Marvel at the Trailer for ‘Only Yesterday,’ Studio Ghibli’s Forgotten MasterpieceCharles Bramesco |
To American audiences, Studio Ghibli must be the biggest name in overseas animation, having brought domestic cineplexes such visually sumptuous, emotionally affecting films as The Wind Rises, Howl’s Moving Castle, and Spirited Away to our fair shores. (That last one earned team Ghibli the Oscar for Best Animated Feature back in 2003, a first for the studio.) Those three films all happen to have been created by now-retired Ghibli head Hayao Miyazaki, but as the mind behind The Tale of the Princess Kaguya, Pom Poko, and Grave of the Fireflies, animator Isao Takahata has been just as crucial to the studio’s stellar track record.
Takahata was the brain behind another Ghibli picture by the title of Only Yesterday, informally understood to be the studio’s forgotten masterpiece. The 1991 film played like gangbusters in its native Japan, but with Ghibli’s relatively minor stature in America at the time, combined with the absence of fantastical elements that characterized many of the other Ghibli releases, it never received a U.S. release, or even a home-video format for domestic markets. Ghibli completists have long obsessed over this hard-to-find gem, but at long last, the film is preparing to make the long voyage across the Pacific.

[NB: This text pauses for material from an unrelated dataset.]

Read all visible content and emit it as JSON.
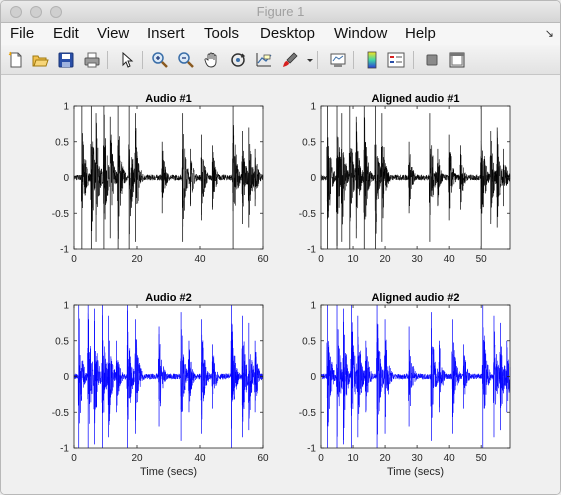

A new trailer has surfaced for the long-awaited American dub of Only Yesterday, due in American cinemas on February 26, 2016. Ascendant star Daisy Ridley steps in to voice our heroine Taeko, a self-possessed woman who spends the film figuring out who she is, what she wants, and how she can reconcile that with Japanese society’s demands of her. Dev Patel (Chappie) will also contribute vocal work in the role of Toshio, a young man who Taeko has sort of known her whole life, and yet never really known at all. The new trailer shows off Takahata’s gentle, faded animation style and Katz Hoshi’s lovely score. This one might be a difficult sell for the kids, but animation obsessives would do well to mark their calendars.